Web page and app entries:
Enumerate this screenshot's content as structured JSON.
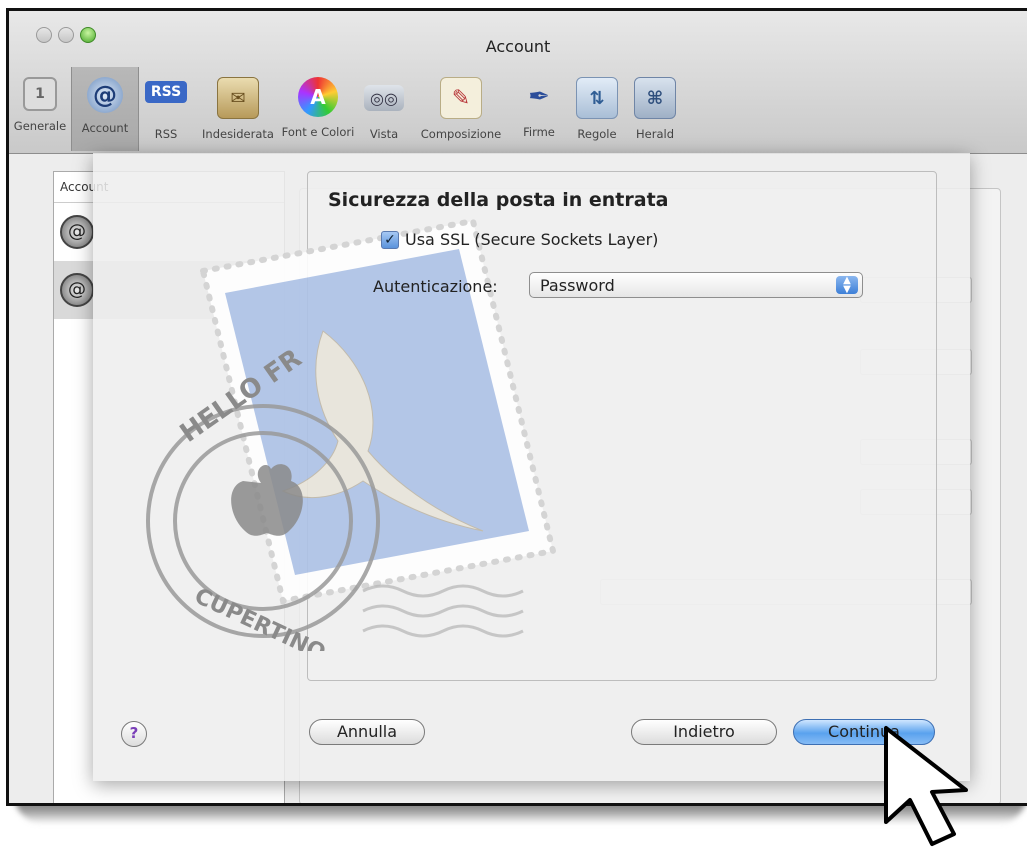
{
  "window": {
    "title": "Account"
  },
  "toolbar": {
    "items": [
      {
        "label": "Generale",
        "icon": "general-switch-icon"
      },
      {
        "label": "Account",
        "icon": "at-sign-icon",
        "selected": true
      },
      {
        "label": "RSS",
        "icon": "rss-icon"
      },
      {
        "label": "Indesiderata",
        "icon": "junk-mail-icon"
      },
      {
        "label": "Font e Colori",
        "icon": "fonts-colors-icon"
      },
      {
        "label": "Vista",
        "icon": "glasses-icon"
      },
      {
        "label": "Composizione",
        "icon": "compose-pencil-icon"
      },
      {
        "label": "Firme",
        "icon": "signature-pen-icon"
      },
      {
        "label": "Regole",
        "icon": "rules-icon"
      },
      {
        "label": "Herald",
        "icon": "herald-icon"
      }
    ]
  },
  "sidebar": {
    "header": "Account"
  },
  "sheet": {
    "title": "Sicurezza della posta in entrata",
    "ssl_label": "Usa SSL (Secure Sockets Layer)",
    "ssl_checked": true,
    "auth_label": "Autenticazione:",
    "auth_value": "Password",
    "stamp_text_top": "HELLO FR",
    "stamp_text_bottom": "CUPERTINO CA",
    "buttons": {
      "help": "?",
      "cancel": "Annulla",
      "back": "Indietro",
      "continue": "Continua"
    }
  },
  "colors": {
    "primary_button": "#5aa2ee",
    "checkbox": "#5b93dc"
  }
}
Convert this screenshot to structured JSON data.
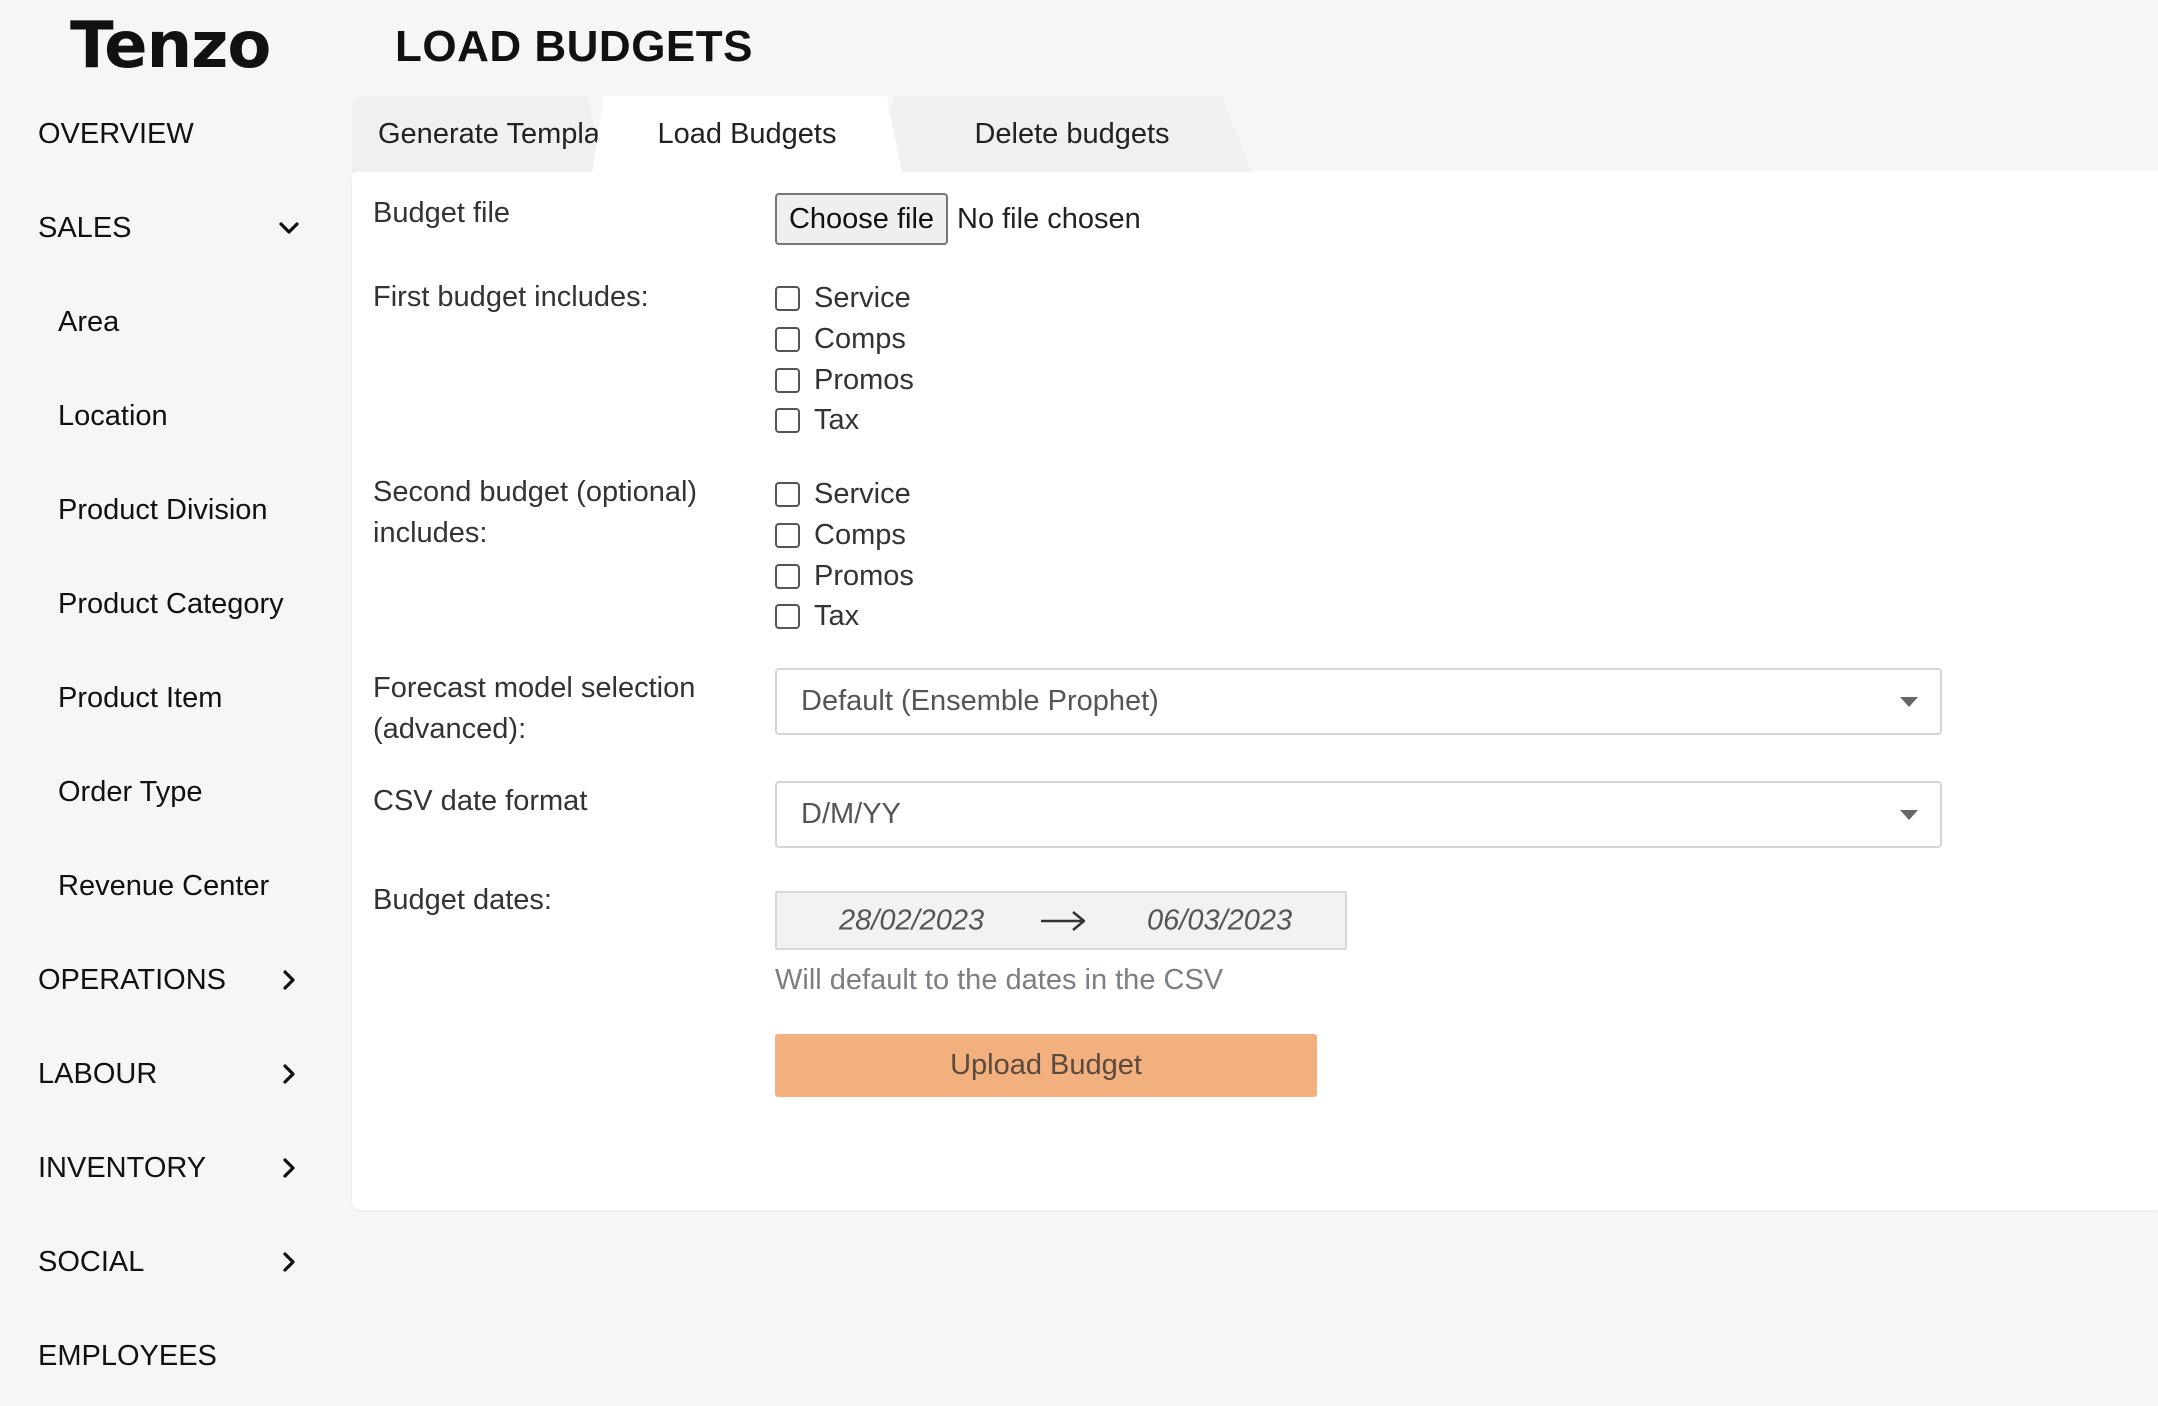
{
  "app": {
    "logo_text": "Tenzo",
    "page_title": "LOAD BUDGETS"
  },
  "sidebar": {
    "items": [
      {
        "label": "OVERVIEW",
        "level": "top",
        "chevron": "none"
      },
      {
        "label": "SALES",
        "level": "top",
        "chevron": "down"
      },
      {
        "label": "Area",
        "level": "sub",
        "chevron": "none"
      },
      {
        "label": "Location",
        "level": "sub",
        "chevron": "none"
      },
      {
        "label": "Product Division",
        "level": "sub",
        "chevron": "none"
      },
      {
        "label": "Product Category",
        "level": "sub",
        "chevron": "none"
      },
      {
        "label": "Product Item",
        "level": "sub",
        "chevron": "none"
      },
      {
        "label": "Order Type",
        "level": "sub",
        "chevron": "none"
      },
      {
        "label": "Revenue Center",
        "level": "sub",
        "chevron": "none"
      },
      {
        "label": "OPERATIONS",
        "level": "top",
        "chevron": "right"
      },
      {
        "label": "LABOUR",
        "level": "top",
        "chevron": "right"
      },
      {
        "label": "INVENTORY",
        "level": "top",
        "chevron": "right"
      },
      {
        "label": "SOCIAL",
        "level": "top",
        "chevron": "right"
      },
      {
        "label": "EMPLOYEES",
        "level": "top",
        "chevron": "none"
      }
    ]
  },
  "tabs": [
    {
      "label": "Generate Template",
      "active": false
    },
    {
      "label": "Load Budgets",
      "active": true
    },
    {
      "label": "Delete budgets",
      "active": false
    }
  ],
  "form": {
    "budget_file_label": "Budget file",
    "choose_file_label": "Choose file",
    "file_status": "No file chosen",
    "first_budget_label": "First budget includes:",
    "first_budget_options": [
      "Service",
      "Comps",
      "Promos",
      "Tax"
    ],
    "second_budget_label_line1": "Second budget (optional)",
    "second_budget_label_line2": "includes:",
    "second_budget_options": [
      "Service",
      "Comps",
      "Promos",
      "Tax"
    ],
    "forecast_label_line1": "Forecast model selection",
    "forecast_label_line2": "(advanced):",
    "forecast_selected": "Default (Ensemble Prophet)",
    "csv_date_label": "CSV date format",
    "csv_date_selected": "D/M/YY",
    "budget_dates_label": "Budget dates:",
    "date_start": "28/02/2023",
    "date_end": "06/03/2023",
    "date_hint": "Will default to the dates in the CSV",
    "upload_label": "Upload Budget"
  },
  "colors": {
    "upload_button": "#f3b07f",
    "card_background": "#ffffff",
    "page_background": "#f7f6f6"
  }
}
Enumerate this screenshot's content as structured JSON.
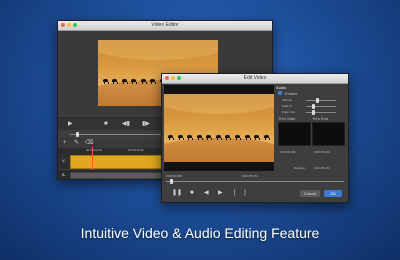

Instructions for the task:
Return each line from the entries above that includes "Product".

Reply:
        "label": "Product Division",
        "label": "Product Category",
        "label": "Product Item",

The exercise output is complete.